Liu Tao, the co-CEO of Alibaba-backed IM Motors, commented on November 17 regarding a recent fatal incident involving a Tesla vehicle in China. The executive said he believed that the Amercian EV maker had resorted to incredible excuses and even caused vehicle owners to monitor brake pedals with cameras.
Liu claimed, “A certain brand’s mode of declaring safety is staggering! Technology and data should not be accomplices to sophistry. Arrogance and coldness will not make a great brand.” At the same time, he called on Chinese consumers to stop enduring it. At the end of the blog post, he added a label stating “Chaozhou Tesla Accident With Third Party Appraisal.”
A Tesla Model Y in Chaozhou, Guangdong Province recently drove out of control for 2.6 km and crashed into several cars, resulting in two deaths and three injuries. According to the vehicle owner’s family member, the owner had been driving for more than 20 years, and slammed on the brakes but failed to slow down the vehicle. Tesla said that the background data showed that the driver did not step on the brake pedal throughout the whole process. Extensive speculation has since emerged about the cause of this traffic accident, but a final confirmation has yet to be announced.
Liu is the first car company executive to make a public statement regarding the incident. IM Motors is an electric vehicle joint venture between Chinese automobile manufacturer SAIC Motor and Chinese technology companies Zhangjiang Hi-Tech and Alibaba. However, perhaps considering that the investigation results have not yet been announced, 48 minutes after posting, Liu set the blog statement to be visible only to himself. After eight minutes, the post became public again. As of press time, the post cannot be found.

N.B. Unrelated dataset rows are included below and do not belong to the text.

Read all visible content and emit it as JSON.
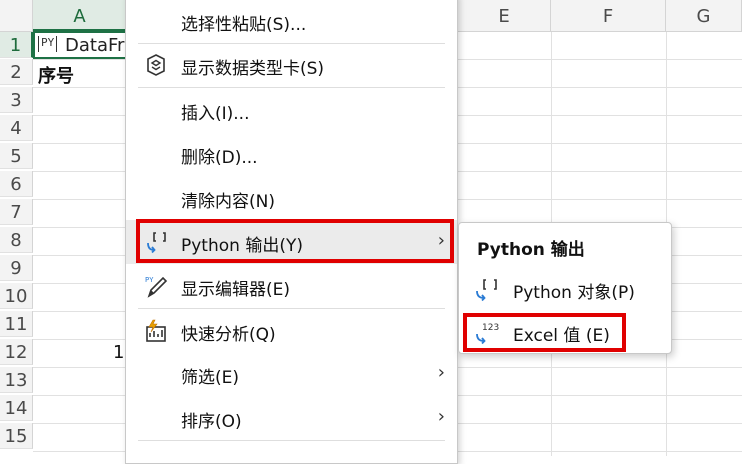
{
  "sheet": {
    "columns": [
      "A",
      "E",
      "F",
      "G"
    ],
    "rows": [
      "1",
      "2",
      "3",
      "4",
      "5",
      "6",
      "7",
      "8",
      "9",
      "10",
      "11",
      "12",
      "13",
      "14",
      "15"
    ],
    "cells": {
      "a1": "DataFr",
      "a1_badge": "PY",
      "a2": "序号",
      "a12": "1"
    }
  },
  "context_menu": {
    "items": [
      {
        "label": "选择性粘贴(S)...",
        "icon": "none"
      },
      {
        "label": "显示数据类型卡(S)",
        "icon": "data-type-card-icon"
      },
      {
        "label": "插入(I)...",
        "icon": "none"
      },
      {
        "label": "删除(D)...",
        "icon": "none"
      },
      {
        "label": "清除内容(N)",
        "icon": "none"
      },
      {
        "label": "Python 输出(Y)",
        "icon": "python-output-icon",
        "submenu": true
      },
      {
        "label": "显示编辑器(E)",
        "icon": "python-editor-icon"
      },
      {
        "label": "快速分析(Q)",
        "icon": "quick-analysis-icon"
      },
      {
        "label": "筛选(E)",
        "icon": "none",
        "submenu": true
      },
      {
        "label": "排序(O)",
        "icon": "none",
        "submenu": true
      }
    ]
  },
  "submenu": {
    "title": "Python 输出",
    "items": [
      {
        "label": "Python 对象(P)",
        "icon": "python-object-icon"
      },
      {
        "label": "Excel 值 (E)",
        "icon": "excel-value-icon"
      }
    ]
  },
  "colors": {
    "excel_green": "#1e7145",
    "highlight_red": "#e00000",
    "icon_blue": "#2a7bd4"
  }
}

At the 12th China Auto Forum, Liu bluntly disagreed with Lei Jun, the founder of Xiaomi, asserting that “smart electric vehicles are electronic consumer goods,” because he believed that vehicles have applications and underlying operating systems.
Application OS refers to all applications related to smart cabins. The underlying OS refers to all the systems related to the mechanical quality of the car itself, such as steering, braking and chassis. In Liu’s view, although the two are juxtaposed, there are priorities. If there is only a limited development budget, all the needs of the latter must be met first, because vehicles’ demand for safety is of the utmost importance.

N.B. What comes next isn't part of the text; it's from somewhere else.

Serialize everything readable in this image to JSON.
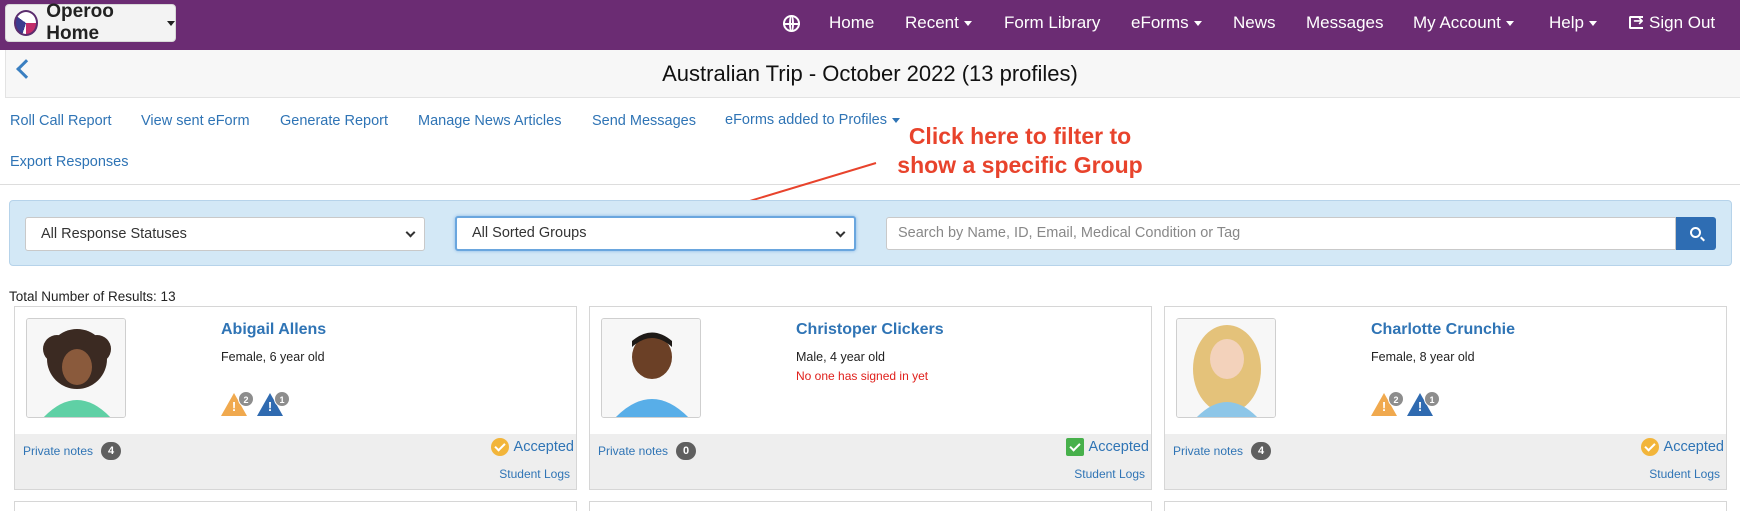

Liu is not the first vehicle insider to publicly comment on Tesla accidents. The last one was Su Jing, a former Huawei executive and self-driving vehicle industry veteran. Su previously said at the World Artificial Intelligence Conference in 2021 about Tesla’s self-driving accidents that they are bound to happen when machines and humans live in symbiosis, “to put it bluntly, it’s killing people.” Su was transferred from his post by Huawei for making inappropriate remarks. Recently, it was reported that Su has joined the automatic driving software company jointly established by Volkswagen and Horizon Robotics.
Tesla vehicles have been reported to experience braking failures many times, among which the two biggest issues have been a rights protection incident involving a car owner at the Shanghai Auto Show last year and an accident involving Jimmy Lin, a Taiwanese singer and actor. Despite many controversies, Tesla’s sales in China continue to rise. In the Chinese market, Tesla sold 71,704 units and 335,351 units in October and the first 10 months this year. In the global market, Tesla delivered 908,573 vehicles from January to September this year, up 45% year-on-year.